While Mrs. Mallard is just starting a new life, so to say, for herself, her life she has known comes to an end. She is just able to become “free, free, free!” (57) when she loses her life. Kate Chopin uses contrast with the news Richard’s gave, the way Mrs. Mallard felt in the room and the doctor’s news to show how women perceived marriage in the 19th century in her story The Story of an Hour.
Kate Chopin wrote a story about Mrs. Mallard, a married woman who suffers from heart problems and also has to cope with her husband recent passing. Mrs.Mallard, she showed sincere grief about her husband passing. However, looking back at how controlling her husband Mr.Mallard were in their marriage, Mrs.Mallard felt a sudden joy when processing her husband death After her sudden emotional change, Mrs Mallard felt liberated when she started thinking about what her life would be like without Mr.Mallard, but regardless of the happiness she feels, she knows that once she sees her husband in corpse that sadness will return.
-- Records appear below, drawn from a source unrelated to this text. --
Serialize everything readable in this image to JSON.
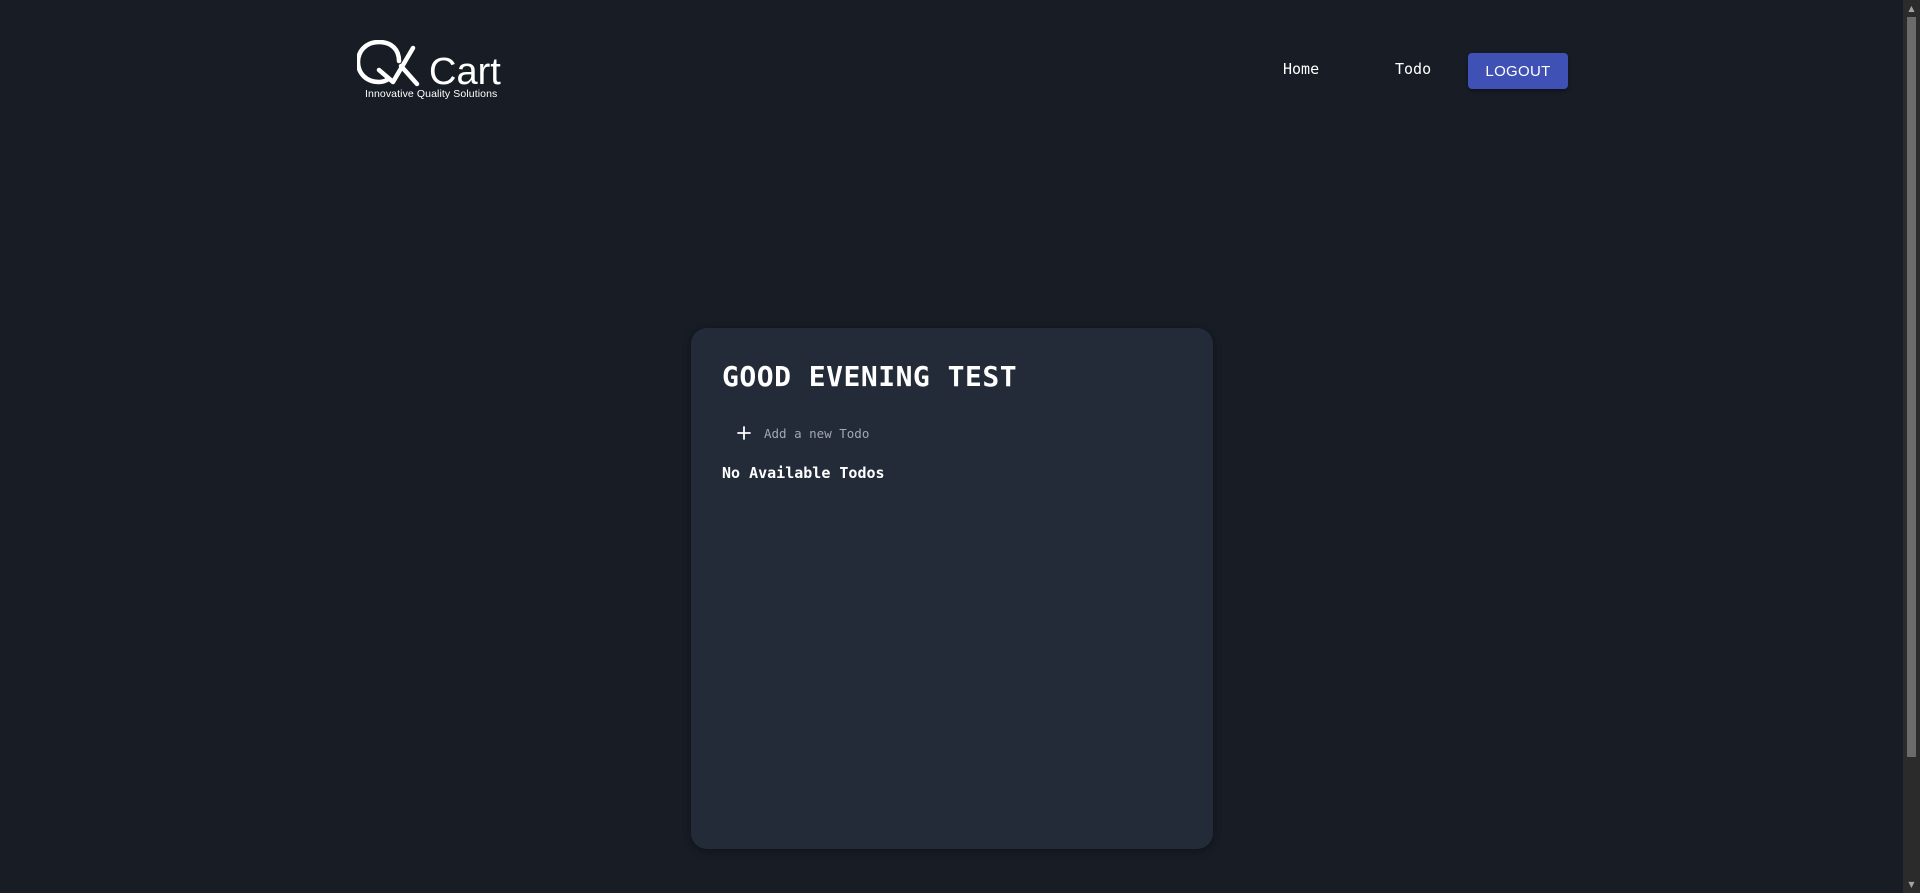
{
  "logo": {
    "tagline": "Innovative Quality Solutions",
    "brand_name": "QKart"
  },
  "nav": {
    "home_label": "Home",
    "todo_label": "Todo",
    "logout_label": "LOGOUT"
  },
  "card": {
    "greeting": "GOOD EVENING TEST",
    "add_todo": {
      "icon": "plus-icon",
      "placeholder": "Add a new Todo",
      "value": ""
    },
    "empty_message": "No Available Todos"
  },
  "colors": {
    "background": "#171c25",
    "card": "#222b37",
    "accent": "#3f51b5",
    "text": "#ffffff",
    "placeholder": "#a2a8b3"
  }
}
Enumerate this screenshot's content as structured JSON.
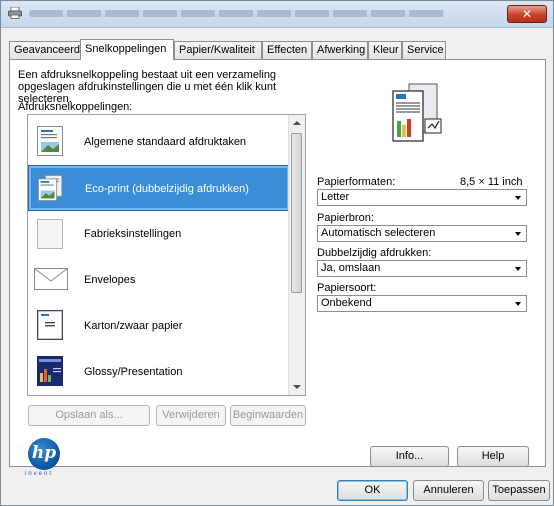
{
  "window": {
    "close_label": "✕"
  },
  "tabs": [
    {
      "label": "Geavanceerd"
    },
    {
      "label": "Snelkoppelingen"
    },
    {
      "label": "Papier/Kwaliteit"
    },
    {
      "label": "Effecten"
    },
    {
      "label": "Afwerking"
    },
    {
      "label": "Kleur"
    },
    {
      "label": "Service"
    }
  ],
  "description": "Een afdruksnelkoppeling bestaat uit een verzameling opgeslagen afdrukinstellingen die u met één klik kunt selecteren.",
  "shortcuts_label": "Afdruksnelkoppelingen:",
  "shortcuts": [
    {
      "label": "Algemene standaard afdruktaken",
      "icon": "document-image-icon"
    },
    {
      "label": "Eco-print (dubbelzijdig afdrukken)",
      "icon": "duplex-document-icon"
    },
    {
      "label": "Fabrieksinstellingen",
      "icon": "blank-page-icon"
    },
    {
      "label": "Envelopes",
      "icon": "envelope-icon"
    },
    {
      "label": "Karton/zwaar papier",
      "icon": "cardstock-icon"
    },
    {
      "label": "Glossy/Presentation",
      "icon": "presentation-icon"
    }
  ],
  "list_buttons": {
    "save": "Opslaan als...",
    "delete": "Verwijderen",
    "defaults": "Beginwaarden"
  },
  "settings": {
    "paper_size_label": "Papierformaten:",
    "paper_size_dims": "8,5 × 11 inch",
    "paper_size_value": "Letter",
    "source_label": "Papierbron:",
    "source_value": "Automatisch selecteren",
    "duplex_label": "Dubbelzijdig afdrukken:",
    "duplex_value": "Ja, omslaan",
    "type_label": "Papiersoort:",
    "type_value": "Onbekend"
  },
  "brand": {
    "logo_text": "hp",
    "tagline": "invent"
  },
  "bottom_buttons": {
    "info": "Info...",
    "help": "Help",
    "ok": "OK",
    "cancel": "Annuleren",
    "apply": "Toepassen"
  },
  "colors": {
    "selection": "#3a8ed8",
    "hp_blue": "#0b5aa6",
    "close_red": "#c7432a"
  }
}
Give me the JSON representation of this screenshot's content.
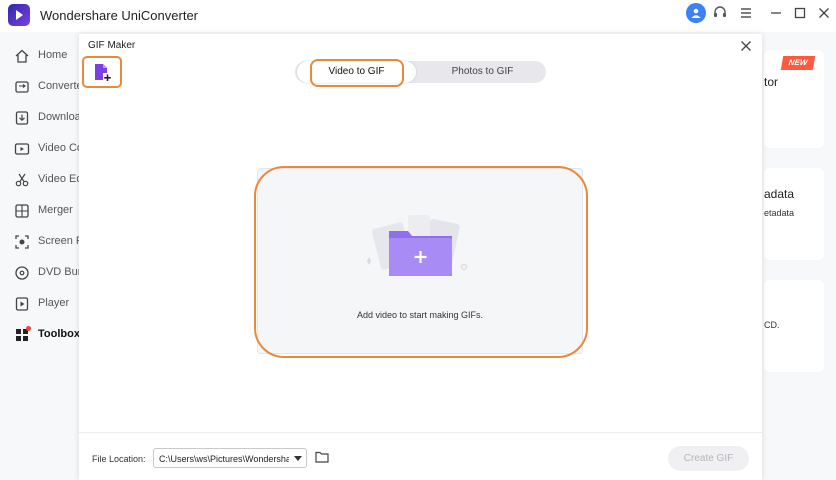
{
  "app": {
    "title": "Wondershare UniConverter"
  },
  "window_controls": [
    "user-icon",
    "support-icon",
    "menu-icon",
    "minimize-icon",
    "maximize-icon",
    "close-icon"
  ],
  "sidebar": {
    "items": [
      {
        "label": "Home",
        "icon": "home-icon"
      },
      {
        "label": "Converte",
        "icon": "converter-icon"
      },
      {
        "label": "Downloa",
        "icon": "download-icon"
      },
      {
        "label": "Video Co",
        "icon": "video-compressor-icon"
      },
      {
        "label": "Video Ed",
        "icon": "video-editor-icon"
      },
      {
        "label": "Merger",
        "icon": "merger-icon"
      },
      {
        "label": "Screen R",
        "icon": "screen-recorder-icon"
      },
      {
        "label": "DVD Bur",
        "icon": "dvd-burner-icon"
      },
      {
        "label": "Player",
        "icon": "player-icon"
      },
      {
        "label": "Toolbox",
        "icon": "toolbox-icon",
        "active": true
      }
    ]
  },
  "background_cards": {
    "card1_text": "tor",
    "new_badge": "NEW",
    "card2_title": "adata",
    "card2_sub": "etadata",
    "card3_text": "CD."
  },
  "dialog": {
    "title": "GIF Maker",
    "tabs": [
      {
        "label": "Video to GIF",
        "selected": true
      },
      {
        "label": "Photos to GIF",
        "selected": false
      }
    ],
    "drop_text": "Add video to start making GIFs.",
    "file_location_label": "File Location:",
    "file_location_value": "C:\\Users\\ws\\Pictures\\Wondershare UniConverter",
    "create_button": "Create GIF"
  },
  "colors": {
    "highlight": "#e9893c",
    "folder": "#9b7cf2",
    "accent": "#7b3fe4",
    "badge": "#ff5a3d"
  }
}
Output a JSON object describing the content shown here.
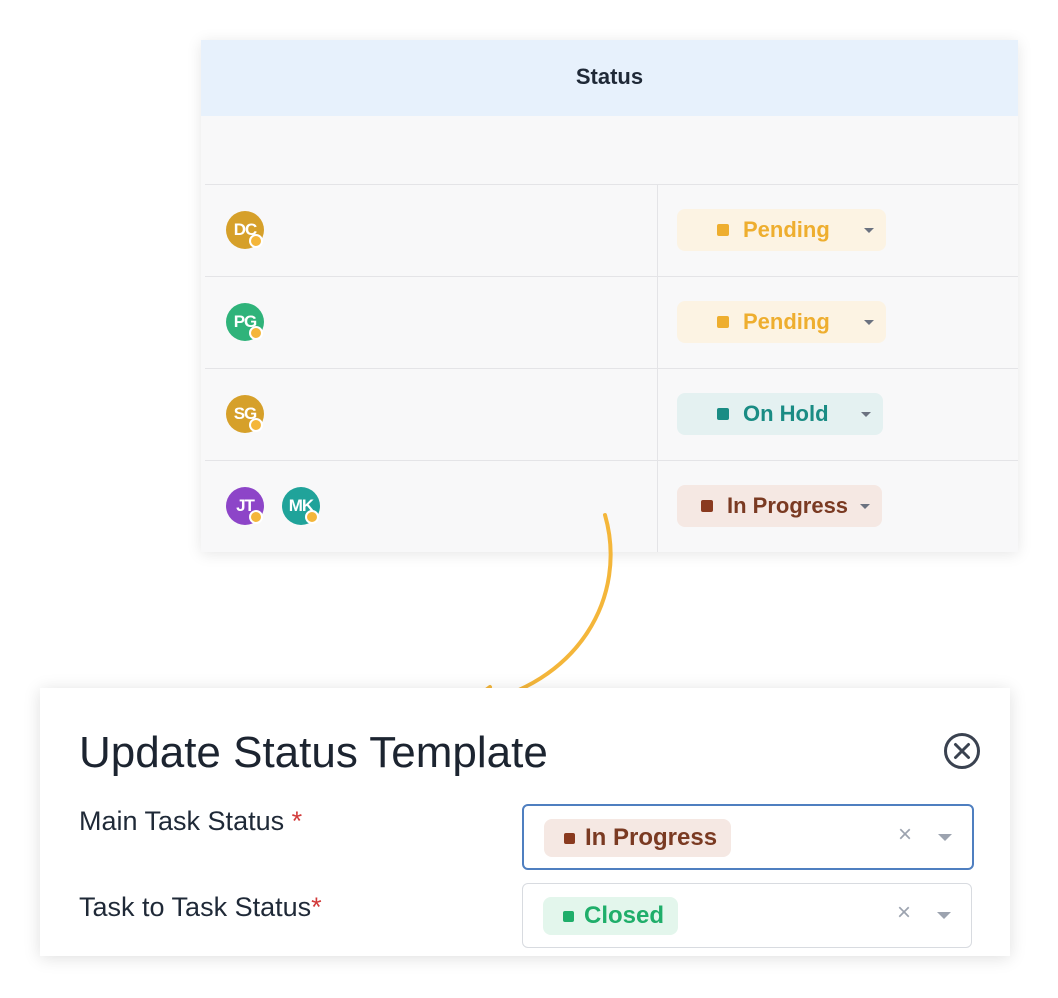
{
  "table": {
    "header": "Status",
    "rows": [
      {
        "avatars": [
          {
            "initials": "DC",
            "color": "#d6a02a"
          }
        ],
        "status": {
          "label": "Pending",
          "text_color": "#eeae2f",
          "bg": "#fcf3e3",
          "square": "#eeae2f"
        }
      },
      {
        "avatars": [
          {
            "initials": "PG",
            "color": "#2fb37a"
          }
        ],
        "status": {
          "label": "Pending",
          "text_color": "#eeae2f",
          "bg": "#fcf3e3",
          "square": "#eeae2f"
        }
      },
      {
        "avatars": [
          {
            "initials": "SG",
            "color": "#d6a02a"
          }
        ],
        "status": {
          "label": "On Hold",
          "text_color": "#1a8c84",
          "bg": "#e4f1f1",
          "square": "#1a8c84"
        }
      },
      {
        "avatars": [
          {
            "initials": "JT",
            "color": "#8d45c8"
          },
          {
            "initials": "MK",
            "color": "#20a39a"
          }
        ],
        "status": {
          "label": "In Progress",
          "text_color": "#7a3a22",
          "bg": "#f5e8e3",
          "square": "#8a3a1f"
        }
      }
    ]
  },
  "modal": {
    "title": "Update Status Template",
    "close_icon": "circle-x-icon",
    "fields": [
      {
        "label": "Main Task Status",
        "required_mark": " *",
        "value": "In Progress",
        "chip_text_color": "#7a3a22",
        "chip_bg": "#f5e8e3",
        "chip_square": "#8a3a1f",
        "clear": "×"
      },
      {
        "label": "Task to Task Status",
        "required_mark": "*",
        "value": "Closed",
        "chip_text_color": "#1fae6a",
        "chip_bg": "#e3f6ec",
        "chip_square": "#1fae6a",
        "clear": "×"
      }
    ]
  },
  "arrow_color": "#f4b63a"
}
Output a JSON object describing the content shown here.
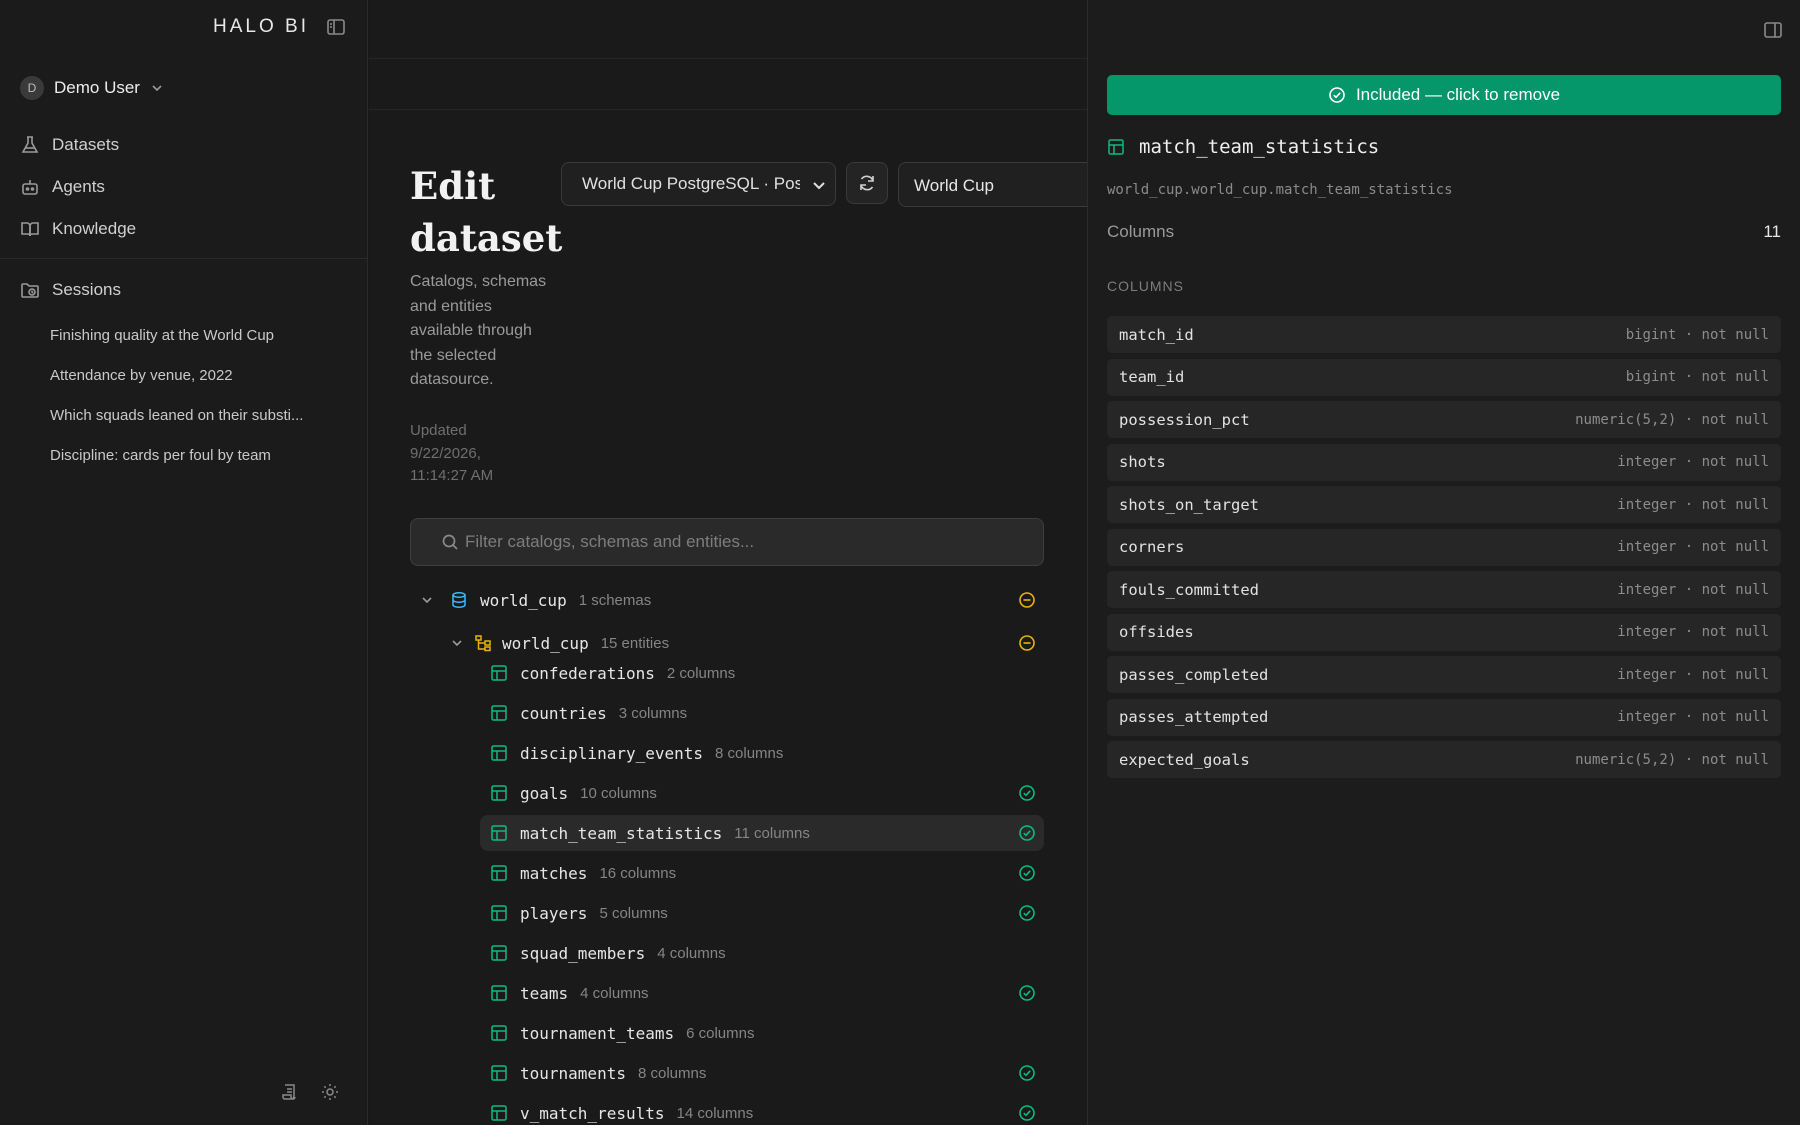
{
  "sidebar": {
    "brand": "HALO BI",
    "user": {
      "initial": "D",
      "name": "Demo User"
    },
    "nav": [
      {
        "label": "Datasets",
        "icon": "flask-icon"
      },
      {
        "label": "Agents",
        "icon": "robot-icon"
      },
      {
        "label": "Knowledge",
        "icon": "book-icon"
      }
    ],
    "sessions_label": "Sessions",
    "sessions": [
      "Finishing quality at the World Cup",
      "Attendance by venue, 2022",
      "Which squads leaned on their substi...",
      "Discipline: cards per foul by team"
    ]
  },
  "main": {
    "title": "Edit dataset",
    "description": "Catalogs, schemas and entities available through the selected datasource.",
    "updated": "Updated 9/22/2026, 11:14:27 AM",
    "datasource_select": "World Cup PostgreSQL · Post",
    "dataset_name": "World Cup",
    "filter_placeholder": "Filter catalogs, schemas and entities...",
    "tree": {
      "catalog": {
        "name": "world_cup",
        "meta": "1 schemas",
        "status": "partial"
      },
      "schema": {
        "name": "world_cup",
        "meta": "15 entities",
        "status": "partial"
      },
      "entities": [
        {
          "name": "confederations",
          "meta": "2 columns",
          "included": false
        },
        {
          "name": "countries",
          "meta": "3 columns",
          "included": false
        },
        {
          "name": "disciplinary_events",
          "meta": "8 columns",
          "included": false
        },
        {
          "name": "goals",
          "meta": "10 columns",
          "included": true
        },
        {
          "name": "match_team_statistics",
          "meta": "11 columns",
          "included": true,
          "selected": true
        },
        {
          "name": "matches",
          "meta": "16 columns",
          "included": true
        },
        {
          "name": "players",
          "meta": "5 columns",
          "included": true
        },
        {
          "name": "squad_members",
          "meta": "4 columns",
          "included": false
        },
        {
          "name": "teams",
          "meta": "4 columns",
          "included": true
        },
        {
          "name": "tournament_teams",
          "meta": "6 columns",
          "included": false
        },
        {
          "name": "tournaments",
          "meta": "8 columns",
          "included": true
        },
        {
          "name": "v_match_results",
          "meta": "14 columns",
          "included": true
        }
      ]
    }
  },
  "panel": {
    "include_button": "Included — click to remove",
    "entity_name": "match_team_statistics",
    "entity_path": "world_cup.world_cup.match_team_statistics",
    "columns_label": "Columns",
    "columns_count": "11",
    "columns_heading": "COLUMNS",
    "columns": [
      {
        "name": "match_id",
        "type": "bigint · not null"
      },
      {
        "name": "team_id",
        "type": "bigint · not null"
      },
      {
        "name": "possession_pct",
        "type": "numeric(5,2) · not null"
      },
      {
        "name": "shots",
        "type": "integer · not null"
      },
      {
        "name": "shots_on_target",
        "type": "integer · not null"
      },
      {
        "name": "corners",
        "type": "integer · not null"
      },
      {
        "name": "fouls_committed",
        "type": "integer · not null"
      },
      {
        "name": "offsides",
        "type": "integer · not null"
      },
      {
        "name": "passes_completed",
        "type": "integer · not null"
      },
      {
        "name": "passes_attempted",
        "type": "integer · not null"
      },
      {
        "name": "expected_goals",
        "type": "numeric(5,2) · not null"
      }
    ]
  },
  "colors": {
    "accent_green": "#059669",
    "status_green": "#10b981",
    "status_partial": "#eab308",
    "catalog_blue": "#38bdf8"
  }
}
Through her writing, author Chopin readers/ audience would be women who feel trapped and controlled in their marriage.
Unsurprisingly, this article discusses the emotions in Kate Chopin’s “The Story of an Hour.” S.S. Jamil shows the irony in stereotyping women as overemotional, when the conventional roles Louise Mallard lives in force her to suppress her emotions. Jamil suggests that this is the cause of Louise’s heart trouble, since psychological health does affect physical health. The self-assertion that Louise discovers is permission to be herself, since emotions are a substantial part of who we are. The narrative of this article paints Louise as the victim and society as the culprit. Jamil references Brently Mallard as a pawn of society. She also indicates that Louise’s death was a conscious choice, not an accident. The article’s list of references is impressive, but a little dated. It does not have references for further research. It is a sound analysis of Louise and her motives, and it integrates perfectly with the other sources I have
As the story continues, when Josephine whose Mrs. Mallard’s sister told her about the death of Mr. Mallard, instead of reacting in shock as “many women would’ve (Chopin, The Story of an Hour)” done so, Mrs. Mallard “wept at once, with sudden, wild abandonment, in her sister’s arms. (Chopin, the Story of an Hour)” It would be prudent to believe by the way Mrs. Mallard was crying that indeed she was devastated about her husband’s tragic death.